KW Finder is similar to the Google Adwords tool; it even pulls up similar results, which aren’t as entirely on-point as the immediate results from SEMrush and Moz. From my experience with KW Finder, the searches are a lot better if you put some time into manually adding in filters like negative keywords and additional keywords you do want to include.
This is another common reason people won’t get Long Tail Pro. Their stubbornness can stem from many reasons – including the two mentioned above. Too stubborn to pay for it (can be confused with too cheap to pay). Or too stubborn to learn about the benefits.
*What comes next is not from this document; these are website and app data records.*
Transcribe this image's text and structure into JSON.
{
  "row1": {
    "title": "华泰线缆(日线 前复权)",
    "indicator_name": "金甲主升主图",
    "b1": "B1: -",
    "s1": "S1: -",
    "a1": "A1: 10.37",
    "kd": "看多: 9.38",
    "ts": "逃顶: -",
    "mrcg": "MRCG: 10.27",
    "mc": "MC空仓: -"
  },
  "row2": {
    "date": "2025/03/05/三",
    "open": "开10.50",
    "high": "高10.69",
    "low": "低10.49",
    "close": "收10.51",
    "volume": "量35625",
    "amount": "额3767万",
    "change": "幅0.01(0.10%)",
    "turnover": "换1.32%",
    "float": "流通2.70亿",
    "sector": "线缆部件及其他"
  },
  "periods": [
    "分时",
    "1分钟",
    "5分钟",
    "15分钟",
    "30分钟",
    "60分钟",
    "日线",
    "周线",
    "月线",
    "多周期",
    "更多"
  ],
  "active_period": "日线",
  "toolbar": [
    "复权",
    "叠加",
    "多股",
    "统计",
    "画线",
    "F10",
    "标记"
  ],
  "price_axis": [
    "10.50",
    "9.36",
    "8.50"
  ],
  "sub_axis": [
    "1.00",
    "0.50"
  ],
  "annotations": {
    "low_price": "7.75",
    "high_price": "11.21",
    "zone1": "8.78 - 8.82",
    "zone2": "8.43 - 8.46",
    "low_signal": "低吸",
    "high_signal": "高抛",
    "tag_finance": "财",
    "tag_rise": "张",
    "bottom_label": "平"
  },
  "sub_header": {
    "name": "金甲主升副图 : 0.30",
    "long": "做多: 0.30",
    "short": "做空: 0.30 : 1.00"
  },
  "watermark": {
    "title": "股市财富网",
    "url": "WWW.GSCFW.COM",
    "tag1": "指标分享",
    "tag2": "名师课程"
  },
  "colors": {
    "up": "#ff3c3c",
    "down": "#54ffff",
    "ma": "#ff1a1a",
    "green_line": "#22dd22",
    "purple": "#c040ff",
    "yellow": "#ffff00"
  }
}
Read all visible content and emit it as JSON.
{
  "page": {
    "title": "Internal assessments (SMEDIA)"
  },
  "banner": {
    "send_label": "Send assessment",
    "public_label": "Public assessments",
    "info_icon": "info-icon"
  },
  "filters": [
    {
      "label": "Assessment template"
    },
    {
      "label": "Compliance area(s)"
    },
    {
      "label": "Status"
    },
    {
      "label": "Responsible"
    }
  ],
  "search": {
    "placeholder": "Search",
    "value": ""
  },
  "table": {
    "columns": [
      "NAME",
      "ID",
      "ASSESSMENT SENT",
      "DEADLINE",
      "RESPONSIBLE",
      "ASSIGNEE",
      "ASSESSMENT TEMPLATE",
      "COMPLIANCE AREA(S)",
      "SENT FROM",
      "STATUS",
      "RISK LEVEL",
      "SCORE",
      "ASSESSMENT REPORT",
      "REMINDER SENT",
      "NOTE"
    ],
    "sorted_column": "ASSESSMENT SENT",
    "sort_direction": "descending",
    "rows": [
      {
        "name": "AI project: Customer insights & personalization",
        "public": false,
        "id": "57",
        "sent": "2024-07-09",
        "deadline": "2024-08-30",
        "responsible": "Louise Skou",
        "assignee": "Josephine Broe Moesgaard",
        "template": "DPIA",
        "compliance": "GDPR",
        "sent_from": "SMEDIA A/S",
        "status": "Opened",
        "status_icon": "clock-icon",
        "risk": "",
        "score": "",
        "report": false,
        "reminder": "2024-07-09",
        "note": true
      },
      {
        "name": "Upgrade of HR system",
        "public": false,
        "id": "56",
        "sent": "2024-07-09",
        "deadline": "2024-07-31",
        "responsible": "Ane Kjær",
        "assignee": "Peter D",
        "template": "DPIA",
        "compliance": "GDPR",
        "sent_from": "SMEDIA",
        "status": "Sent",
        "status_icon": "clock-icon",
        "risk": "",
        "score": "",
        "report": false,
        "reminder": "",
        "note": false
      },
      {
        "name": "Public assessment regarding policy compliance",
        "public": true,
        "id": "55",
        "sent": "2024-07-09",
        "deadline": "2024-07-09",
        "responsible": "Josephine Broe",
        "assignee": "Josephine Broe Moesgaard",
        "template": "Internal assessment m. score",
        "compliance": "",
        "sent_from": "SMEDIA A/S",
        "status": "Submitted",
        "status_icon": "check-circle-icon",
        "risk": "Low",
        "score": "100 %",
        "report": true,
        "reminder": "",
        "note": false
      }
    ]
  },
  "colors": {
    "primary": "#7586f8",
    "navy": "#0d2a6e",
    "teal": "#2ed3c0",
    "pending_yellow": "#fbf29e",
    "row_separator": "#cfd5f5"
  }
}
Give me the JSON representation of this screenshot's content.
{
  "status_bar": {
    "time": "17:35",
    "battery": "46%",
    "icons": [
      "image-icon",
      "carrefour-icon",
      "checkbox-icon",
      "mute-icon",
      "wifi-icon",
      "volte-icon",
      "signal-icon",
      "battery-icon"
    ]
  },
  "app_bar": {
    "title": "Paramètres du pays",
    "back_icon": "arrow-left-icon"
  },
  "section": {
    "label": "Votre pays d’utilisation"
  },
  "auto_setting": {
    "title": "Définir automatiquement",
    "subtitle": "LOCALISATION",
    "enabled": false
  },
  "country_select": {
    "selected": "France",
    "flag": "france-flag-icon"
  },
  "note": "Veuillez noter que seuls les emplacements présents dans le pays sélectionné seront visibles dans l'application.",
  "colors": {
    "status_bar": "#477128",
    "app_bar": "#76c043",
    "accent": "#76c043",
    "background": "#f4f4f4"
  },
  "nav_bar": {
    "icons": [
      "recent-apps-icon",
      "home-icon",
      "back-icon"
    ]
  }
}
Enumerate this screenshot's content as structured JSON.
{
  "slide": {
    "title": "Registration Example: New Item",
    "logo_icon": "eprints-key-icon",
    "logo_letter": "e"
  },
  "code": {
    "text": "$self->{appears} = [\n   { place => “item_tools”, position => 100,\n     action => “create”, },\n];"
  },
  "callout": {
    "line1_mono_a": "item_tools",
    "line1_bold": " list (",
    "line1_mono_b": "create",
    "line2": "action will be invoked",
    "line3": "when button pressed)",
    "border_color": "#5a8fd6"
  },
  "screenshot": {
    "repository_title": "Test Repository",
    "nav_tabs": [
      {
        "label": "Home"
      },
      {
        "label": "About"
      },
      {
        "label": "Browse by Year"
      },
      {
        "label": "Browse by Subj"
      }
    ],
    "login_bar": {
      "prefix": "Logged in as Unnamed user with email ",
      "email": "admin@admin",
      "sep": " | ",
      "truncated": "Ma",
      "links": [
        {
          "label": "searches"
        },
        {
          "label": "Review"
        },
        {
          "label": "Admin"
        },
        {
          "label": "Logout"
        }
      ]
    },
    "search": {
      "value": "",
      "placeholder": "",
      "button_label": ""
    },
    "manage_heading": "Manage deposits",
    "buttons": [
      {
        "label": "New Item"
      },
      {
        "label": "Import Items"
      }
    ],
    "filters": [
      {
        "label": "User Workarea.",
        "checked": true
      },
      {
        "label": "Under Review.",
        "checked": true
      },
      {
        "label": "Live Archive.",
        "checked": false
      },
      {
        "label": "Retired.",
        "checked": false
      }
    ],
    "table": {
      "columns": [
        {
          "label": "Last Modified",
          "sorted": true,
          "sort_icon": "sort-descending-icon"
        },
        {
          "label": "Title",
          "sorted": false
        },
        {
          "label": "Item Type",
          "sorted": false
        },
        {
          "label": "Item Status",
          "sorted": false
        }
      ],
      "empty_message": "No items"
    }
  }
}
But the main reason is that lots of people actually think that they are better off without Long Tail Pro. Either they do their keyword research the free (hard) way which takes a LOT of time and knowledge and usually isn’t very effective. Or they use a different keyword research tool which they think is better. Let me just tell you – there is no better or more effective keyword research tool than Long Tail Pro. More than 70,000 marketers can’t be wrong and over the past few years Long Tail Pro has become the standard when it comes to keyword research tools.
Keyword research is an activity you undertake every now and then. If you have a clear definition about the product or service you want to ‘sell’ with your website, you should be able to come up with keywords, related keywords, and even more related keywords to make your awesome website (more) findable. As your product and the market will evolve, your keyword strategy should do the same.
In Keyword Planner, formerly known as the Keyword Tool, you can get search volume and traffic estimates for keywords you're considering. Unfortunately, when Google transitioned from Keyword Tool to Keyword Planner, they stripped out a lot of the more interesting functionality. But you can make up for it a bit if you take the information you learn from Keyword Planner and use Google Trends to fill in some blanks.
To drive search engine traffic, whether through organic search or paid search advertisements, you need the right keywords, plus a process to expand your keyword lists over time. That’s where our free tool comes in. WordStream’s Free Keyword Tool gives you hundreds of relevant keyword results, plus additional, actionable information like competition level and estimated CPC, all for free!
Tax implications vary by country and type of business sale, and more. I did an asset sale to try and take advantage of the lower capital gains tax rate as much as possible. Honestly, the reason we don’t talk about these things much is because I don’t want to give bad advice…I’m not an attorney or accountant, so everyone should seek out their own advice.